Published 12:00 am Saturday, January 29, 2000

Quiet settled over the office, like the deathly silence that proceeds the charge of a cape buffalo on the savanna. There was something in the air, hanging like a noose around the neck of a hero in a cheap western novel. Could it be fear, or opportunity, or could it be the fact that my secretary just thought that the sound she thought was her computer printer could actually be (gasp!) a mouse???

Slowly the great hunter appraised the situation. Grasping tightly to his trusty nine-iron, he slowly parted the morass of books and papers, post-it notes gone awry, file folders and manila envelopes that had mysteriously found a fate worse than death: the gnawing ivory knives of a one-ounce mouse. Carefully,
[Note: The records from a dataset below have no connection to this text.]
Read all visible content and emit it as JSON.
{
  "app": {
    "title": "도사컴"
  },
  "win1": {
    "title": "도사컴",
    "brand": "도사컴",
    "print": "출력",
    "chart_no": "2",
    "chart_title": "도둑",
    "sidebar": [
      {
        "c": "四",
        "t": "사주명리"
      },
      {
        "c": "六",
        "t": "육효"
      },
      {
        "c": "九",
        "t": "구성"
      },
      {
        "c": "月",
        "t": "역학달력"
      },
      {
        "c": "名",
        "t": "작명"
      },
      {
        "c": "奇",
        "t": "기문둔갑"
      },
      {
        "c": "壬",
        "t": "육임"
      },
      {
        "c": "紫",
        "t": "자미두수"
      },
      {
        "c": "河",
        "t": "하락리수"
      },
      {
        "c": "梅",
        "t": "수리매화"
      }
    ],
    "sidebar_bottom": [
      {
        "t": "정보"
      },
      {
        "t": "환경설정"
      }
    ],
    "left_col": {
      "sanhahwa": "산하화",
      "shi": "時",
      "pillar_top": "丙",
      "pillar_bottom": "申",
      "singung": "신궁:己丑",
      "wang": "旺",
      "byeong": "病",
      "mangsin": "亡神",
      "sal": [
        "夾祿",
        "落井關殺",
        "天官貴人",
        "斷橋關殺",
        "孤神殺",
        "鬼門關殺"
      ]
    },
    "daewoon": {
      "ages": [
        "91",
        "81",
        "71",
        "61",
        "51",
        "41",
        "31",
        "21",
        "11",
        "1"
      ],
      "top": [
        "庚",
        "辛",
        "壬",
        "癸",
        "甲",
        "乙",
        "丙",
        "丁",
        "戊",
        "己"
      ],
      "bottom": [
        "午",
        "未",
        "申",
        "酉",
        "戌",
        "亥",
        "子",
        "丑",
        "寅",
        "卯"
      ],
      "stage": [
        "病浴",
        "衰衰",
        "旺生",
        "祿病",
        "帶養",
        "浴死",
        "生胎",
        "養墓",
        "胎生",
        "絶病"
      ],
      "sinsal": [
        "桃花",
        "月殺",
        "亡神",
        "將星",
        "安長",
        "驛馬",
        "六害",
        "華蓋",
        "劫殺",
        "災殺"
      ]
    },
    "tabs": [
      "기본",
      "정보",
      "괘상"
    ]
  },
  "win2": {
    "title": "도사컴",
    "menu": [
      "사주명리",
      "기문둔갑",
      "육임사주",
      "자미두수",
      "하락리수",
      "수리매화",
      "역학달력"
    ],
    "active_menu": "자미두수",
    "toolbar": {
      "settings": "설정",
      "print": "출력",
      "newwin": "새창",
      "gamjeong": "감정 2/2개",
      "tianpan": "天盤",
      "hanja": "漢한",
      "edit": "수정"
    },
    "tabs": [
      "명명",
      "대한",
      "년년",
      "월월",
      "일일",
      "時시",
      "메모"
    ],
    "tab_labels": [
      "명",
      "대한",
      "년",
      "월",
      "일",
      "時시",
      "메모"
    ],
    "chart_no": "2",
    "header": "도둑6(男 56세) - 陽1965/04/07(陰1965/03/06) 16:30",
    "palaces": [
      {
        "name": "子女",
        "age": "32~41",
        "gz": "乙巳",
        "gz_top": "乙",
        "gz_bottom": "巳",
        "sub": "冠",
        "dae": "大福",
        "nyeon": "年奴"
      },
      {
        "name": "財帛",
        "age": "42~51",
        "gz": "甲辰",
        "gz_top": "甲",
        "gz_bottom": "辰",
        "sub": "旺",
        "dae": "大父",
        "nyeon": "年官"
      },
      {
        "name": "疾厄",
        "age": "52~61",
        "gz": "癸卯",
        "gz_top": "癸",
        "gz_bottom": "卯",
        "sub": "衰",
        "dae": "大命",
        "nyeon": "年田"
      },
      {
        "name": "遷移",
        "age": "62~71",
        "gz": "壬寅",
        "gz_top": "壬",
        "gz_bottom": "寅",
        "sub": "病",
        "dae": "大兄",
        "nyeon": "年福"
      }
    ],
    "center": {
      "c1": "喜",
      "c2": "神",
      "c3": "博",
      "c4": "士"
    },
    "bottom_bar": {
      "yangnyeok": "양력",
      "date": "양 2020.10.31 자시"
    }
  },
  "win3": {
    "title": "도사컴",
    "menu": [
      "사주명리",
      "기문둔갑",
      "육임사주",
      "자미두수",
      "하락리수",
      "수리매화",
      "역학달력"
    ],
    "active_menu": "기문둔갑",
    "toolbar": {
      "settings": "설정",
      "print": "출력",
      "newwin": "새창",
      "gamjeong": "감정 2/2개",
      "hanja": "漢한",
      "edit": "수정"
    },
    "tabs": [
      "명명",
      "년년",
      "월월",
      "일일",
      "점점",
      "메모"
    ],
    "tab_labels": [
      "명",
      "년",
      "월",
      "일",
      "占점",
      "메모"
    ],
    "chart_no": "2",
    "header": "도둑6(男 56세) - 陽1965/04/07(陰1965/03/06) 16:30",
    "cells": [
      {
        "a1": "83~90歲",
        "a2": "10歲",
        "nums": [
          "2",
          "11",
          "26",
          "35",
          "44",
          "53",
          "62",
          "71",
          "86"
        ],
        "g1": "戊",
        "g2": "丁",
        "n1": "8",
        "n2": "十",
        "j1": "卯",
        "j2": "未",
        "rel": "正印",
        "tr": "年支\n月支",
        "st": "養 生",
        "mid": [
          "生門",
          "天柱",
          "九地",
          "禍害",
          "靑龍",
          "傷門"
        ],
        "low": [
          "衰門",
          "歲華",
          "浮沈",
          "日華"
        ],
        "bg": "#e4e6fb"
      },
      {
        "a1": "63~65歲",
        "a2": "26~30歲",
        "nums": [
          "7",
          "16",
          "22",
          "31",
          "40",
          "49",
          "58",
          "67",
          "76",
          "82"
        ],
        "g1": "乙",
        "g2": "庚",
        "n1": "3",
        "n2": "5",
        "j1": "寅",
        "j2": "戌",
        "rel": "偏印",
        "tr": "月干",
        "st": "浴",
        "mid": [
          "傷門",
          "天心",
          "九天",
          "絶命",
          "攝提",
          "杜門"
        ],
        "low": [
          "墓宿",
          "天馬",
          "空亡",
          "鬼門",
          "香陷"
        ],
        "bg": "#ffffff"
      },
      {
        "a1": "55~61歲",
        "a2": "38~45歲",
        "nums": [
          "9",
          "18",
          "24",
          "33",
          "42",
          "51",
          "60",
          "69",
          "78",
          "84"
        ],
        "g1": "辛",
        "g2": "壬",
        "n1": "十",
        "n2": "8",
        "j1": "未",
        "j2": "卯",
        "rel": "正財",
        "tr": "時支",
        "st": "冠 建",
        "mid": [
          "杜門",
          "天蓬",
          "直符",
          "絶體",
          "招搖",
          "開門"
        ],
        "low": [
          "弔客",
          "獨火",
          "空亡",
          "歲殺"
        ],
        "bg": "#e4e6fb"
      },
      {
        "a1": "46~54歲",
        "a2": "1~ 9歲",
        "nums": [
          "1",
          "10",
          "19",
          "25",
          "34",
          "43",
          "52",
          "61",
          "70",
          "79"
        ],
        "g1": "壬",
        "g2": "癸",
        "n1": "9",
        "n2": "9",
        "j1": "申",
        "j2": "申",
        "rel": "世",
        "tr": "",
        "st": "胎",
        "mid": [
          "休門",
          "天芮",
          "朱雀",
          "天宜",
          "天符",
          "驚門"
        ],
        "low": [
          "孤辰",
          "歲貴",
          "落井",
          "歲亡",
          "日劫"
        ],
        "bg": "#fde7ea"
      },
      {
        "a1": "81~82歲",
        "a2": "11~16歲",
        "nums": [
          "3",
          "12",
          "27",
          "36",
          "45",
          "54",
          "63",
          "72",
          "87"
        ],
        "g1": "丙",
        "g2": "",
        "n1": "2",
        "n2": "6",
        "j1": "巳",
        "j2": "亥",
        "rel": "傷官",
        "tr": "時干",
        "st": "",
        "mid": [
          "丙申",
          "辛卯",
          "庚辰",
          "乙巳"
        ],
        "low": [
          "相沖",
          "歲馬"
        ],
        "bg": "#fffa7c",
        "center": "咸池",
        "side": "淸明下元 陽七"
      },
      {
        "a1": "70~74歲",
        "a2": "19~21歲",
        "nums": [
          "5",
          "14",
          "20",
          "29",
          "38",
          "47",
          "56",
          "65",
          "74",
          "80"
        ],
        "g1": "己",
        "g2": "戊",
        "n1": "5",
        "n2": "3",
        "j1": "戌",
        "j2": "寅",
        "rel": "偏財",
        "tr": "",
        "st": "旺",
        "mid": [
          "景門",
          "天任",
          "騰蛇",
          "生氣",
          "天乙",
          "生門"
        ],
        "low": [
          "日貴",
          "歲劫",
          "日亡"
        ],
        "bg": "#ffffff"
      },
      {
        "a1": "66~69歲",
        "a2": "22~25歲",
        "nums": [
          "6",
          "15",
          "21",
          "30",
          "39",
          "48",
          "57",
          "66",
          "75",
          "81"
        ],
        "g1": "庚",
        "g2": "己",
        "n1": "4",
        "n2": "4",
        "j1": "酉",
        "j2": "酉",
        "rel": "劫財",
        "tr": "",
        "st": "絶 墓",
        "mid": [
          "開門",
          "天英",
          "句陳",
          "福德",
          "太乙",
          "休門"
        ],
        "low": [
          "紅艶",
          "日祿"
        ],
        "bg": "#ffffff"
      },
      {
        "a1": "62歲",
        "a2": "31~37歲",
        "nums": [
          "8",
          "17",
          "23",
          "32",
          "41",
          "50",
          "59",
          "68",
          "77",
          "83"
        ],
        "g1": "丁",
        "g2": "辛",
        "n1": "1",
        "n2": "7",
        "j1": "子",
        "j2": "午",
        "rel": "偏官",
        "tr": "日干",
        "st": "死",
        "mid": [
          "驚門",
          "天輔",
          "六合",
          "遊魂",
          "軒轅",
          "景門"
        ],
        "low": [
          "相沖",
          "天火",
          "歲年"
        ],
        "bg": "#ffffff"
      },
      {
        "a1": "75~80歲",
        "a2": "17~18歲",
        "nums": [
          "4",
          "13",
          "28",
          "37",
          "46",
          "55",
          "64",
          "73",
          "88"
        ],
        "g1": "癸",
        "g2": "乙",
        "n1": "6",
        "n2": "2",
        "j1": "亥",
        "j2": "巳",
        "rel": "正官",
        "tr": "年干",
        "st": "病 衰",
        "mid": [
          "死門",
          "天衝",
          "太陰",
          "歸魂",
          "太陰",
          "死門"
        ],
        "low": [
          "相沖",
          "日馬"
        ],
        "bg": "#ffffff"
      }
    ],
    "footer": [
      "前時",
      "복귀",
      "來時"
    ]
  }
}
the great hunter moved with all the grace his corpulent form could muster and there, just behind the monitor was the mouse (the real mouse, not the computer one). His lips glistened with the remains of a Hall's MenthoLyptus cough drop; his beady eyes showed all the effects of the sugar coursing through his system. This was no ordinary mouse: this was definitely a super-charged office mouse.

With speed belying his size, the hunter whirled into action. Raising his club for war, he looked his prey in the eye, appraised the situation, and chased the furry vermin from his place of hiding. Oh no, he thought, I've miscalculated the beast as he watched his secretary work on Edwin Moses hurdle form and clear the desk and side chairs with the ease of a giraffe picking leaves off a rain tree. The mouse zigged; the hunter zagged; the metal rod of death flashed like the hammer of Thor and …

I'll spare you the gory details. Suffice to say that it only took about an hour to clean up the mess, and from the post-mortem, it looked like the mouse either died of fright or laughed himself into the great beyond.

Eat your heart out, Mr. Hemingway. An office safari offers just as much challenge as a stalk in the jungle, albeit in climate controlled comfort. I am having a difficult time finding a mouse taxidermist, however.